■ TASK REQUIREMENTS:
Your output should be the lines from the one with "Serialize everything readable" through the last line of the records below, exactly as written, minus the pictures.

(Data items)
++++++

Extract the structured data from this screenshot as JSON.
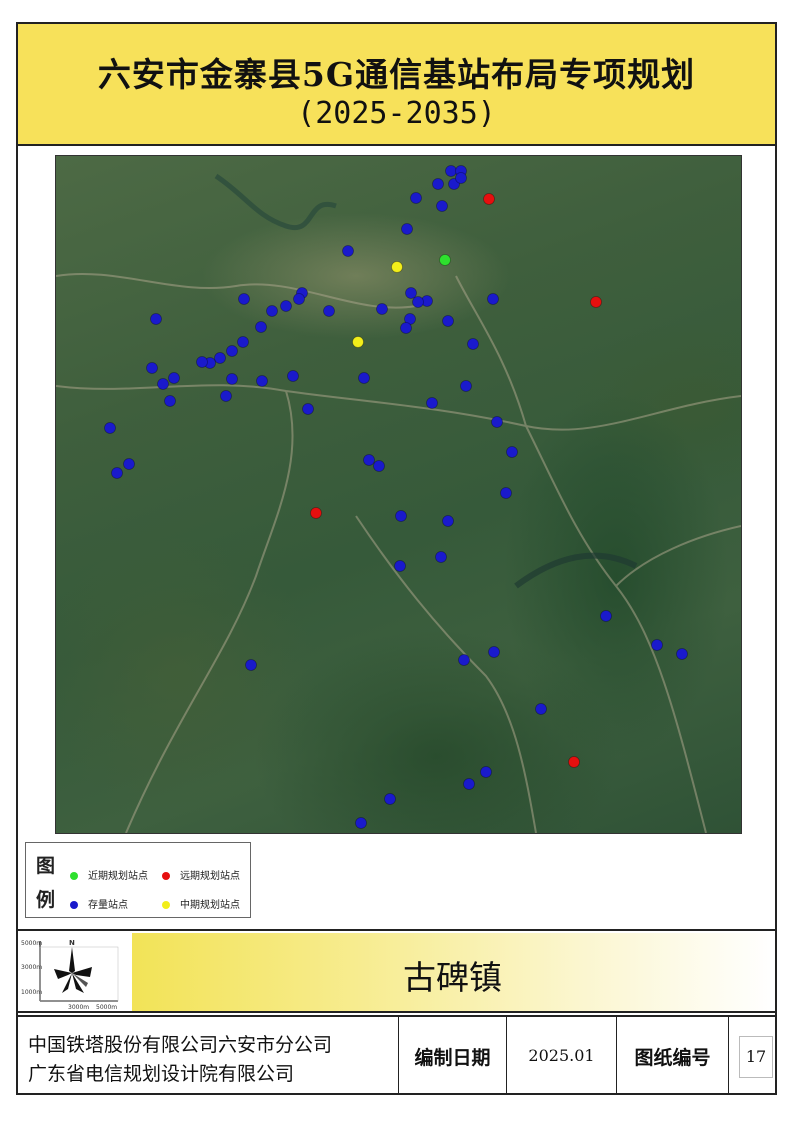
{
  "title": {
    "line1": "六安市金寨县5G通信基站布局专项规划",
    "line2": "(2025-2035)"
  },
  "legend": {
    "heading_top": "图",
    "heading_bottom": "例",
    "items": [
      {
        "label": "近期规划站点",
        "color": "#2ee02e"
      },
      {
        "label": "远期规划站点",
        "color": "#e60f0f"
      },
      {
        "label": "存量站点",
        "color": "#1a1acc"
      },
      {
        "label": "中期规划站点",
        "color": "#f2ee1a"
      }
    ]
  },
  "compass": {
    "north_label": "N",
    "scale_labels": [
      "5000m",
      "3000m",
      "1000m",
      "3000m",
      "5000m"
    ]
  },
  "town_name": "古碑镇",
  "footer": {
    "org_line1": "中国铁塔股份有限公司六安市分公司",
    "org_line2": "广东省电信规划设计院有限公司",
    "date_label": "编制日期",
    "date_value": "2025.01",
    "sheet_label": "图纸编号",
    "sheet_value": "17"
  },
  "sites": {
    "existing_count": 66,
    "near_term_count": 1,
    "mid_term_count": 2,
    "long_term_count": 4
  }
}
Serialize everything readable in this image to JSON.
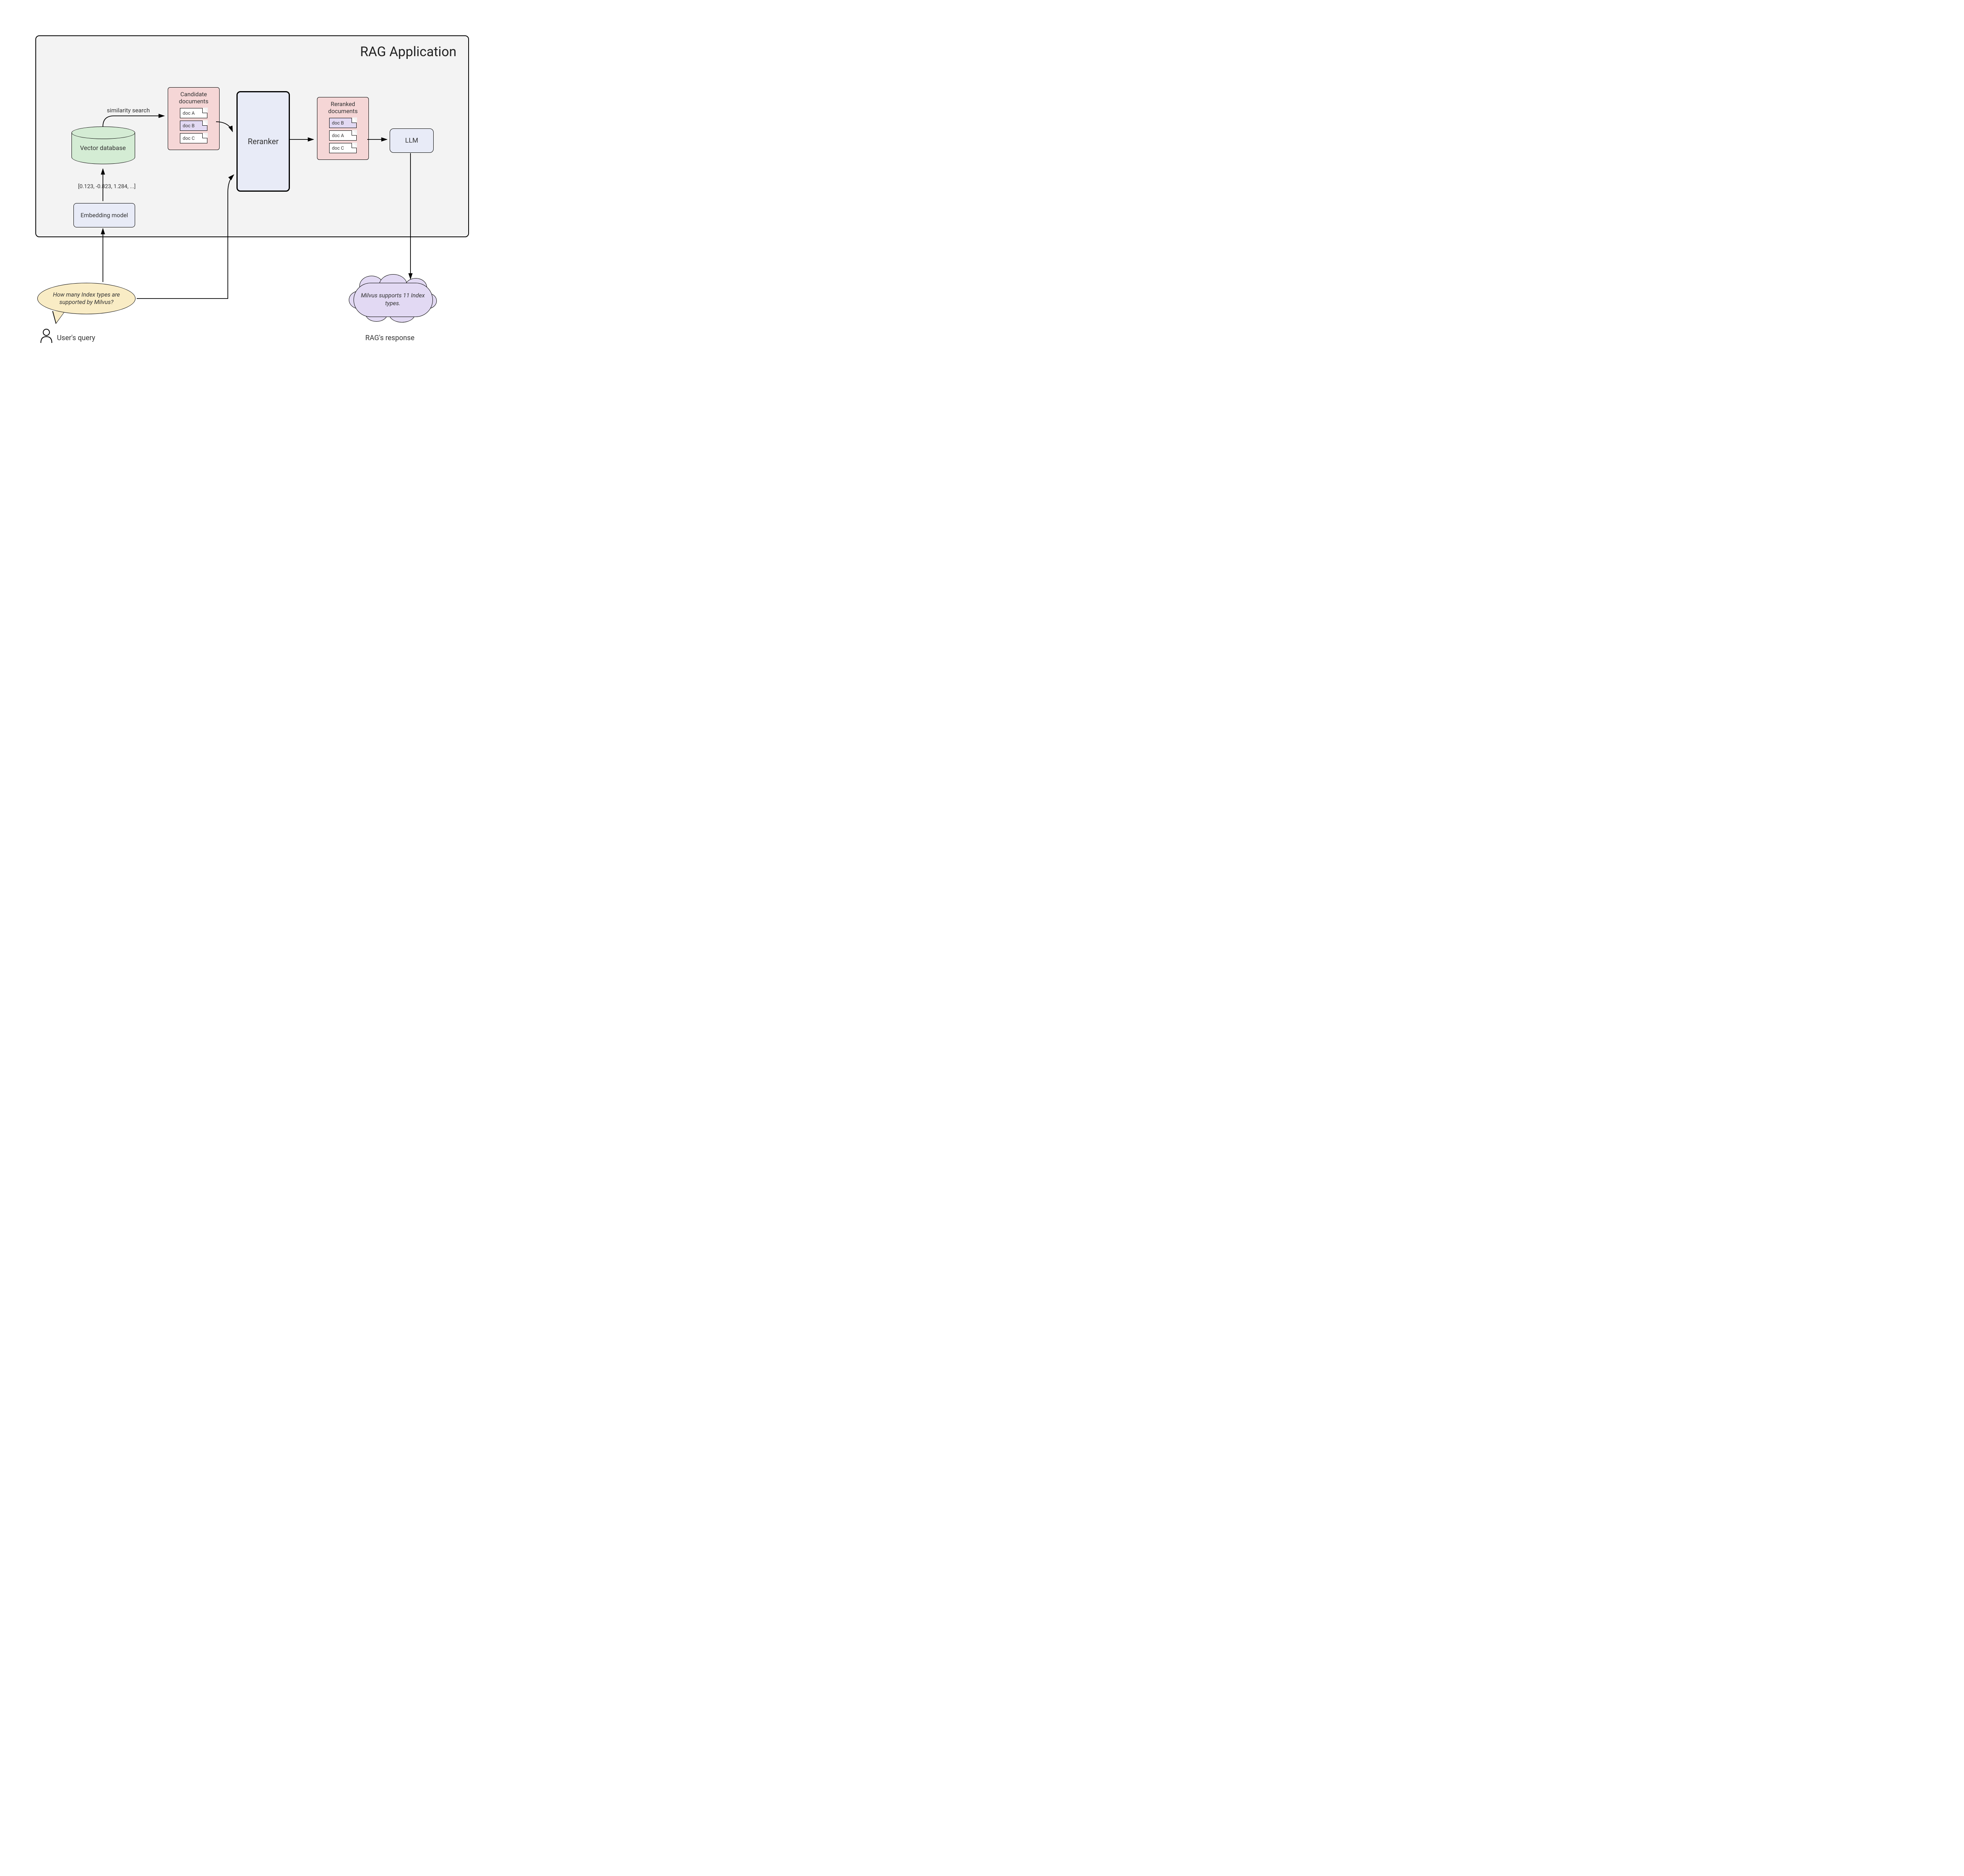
{
  "title": "RAG Application",
  "vector_db": {
    "label": "Vector database"
  },
  "embedding": {
    "label": "Embedding model"
  },
  "vector_sample": "[0.123, -0.823, 1.284, ...]",
  "similarity_label": "similarity search",
  "candidates": {
    "title": "Candidate documents",
    "docs": [
      "doc A",
      "doc B",
      "doc C"
    ]
  },
  "reranker": {
    "label": "Reranker"
  },
  "reranked": {
    "title": "Reranked documents",
    "docs": [
      "doc B",
      "doc A",
      "doc C"
    ]
  },
  "llm": {
    "label": "LLM"
  },
  "user_query": {
    "text": "How many Index types are supported by Milvus?",
    "label": "User's  query"
  },
  "response": {
    "text": "Milvus supports 11 Index types.",
    "label": "RAG's response"
  },
  "colors": {
    "panel_bg": "#f3f3f3",
    "db_fill": "#d4ecd4",
    "box_fill": "#e8ebf7",
    "doc_panel": "#f5d6d6",
    "doc_purple": "#e2d9f3",
    "speech": "#f9ecc5",
    "cloud": "#e2d9f3"
  }
}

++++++

■ REPLY TO THE TASK:
Serialize everything readable in this image to JSON.
{
  "title": "RAG Application",
  "vector_db": {
    "label": "Vector database"
  },
  "embedding": {
    "label": "Embedding model"
  },
  "vector_sample": "[0.123, -0.823, 1.284, ...]",
  "similarity_label": "similarity search",
  "candidates": {
    "title": "Candidate documents",
    "docs": [
      "doc A",
      "doc B",
      "doc C"
    ]
  },
  "reranker": {
    "label": "Reranker"
  },
  "reranked": {
    "title": "Reranked documents",
    "docs": [
      "doc B",
      "doc A",
      "doc C"
    ]
  },
  "llm": {
    "label": "LLM"
  },
  "user_query": {
    "text": "How many Index types are supported by Milvus?",
    "label": "User's  query"
  },
  "response": {
    "text": "Milvus supports 11 Index types.",
    "label": "RAG's response"
  },
  "colors": {
    "panel_bg": "#f3f3f3",
    "db_fill": "#d4ecd4",
    "box_fill": "#e8ebf7",
    "doc_panel": "#f5d6d6",
    "doc_purple": "#e2d9f3",
    "speech": "#f9ecc5",
    "cloud": "#e2d9f3"
  }
}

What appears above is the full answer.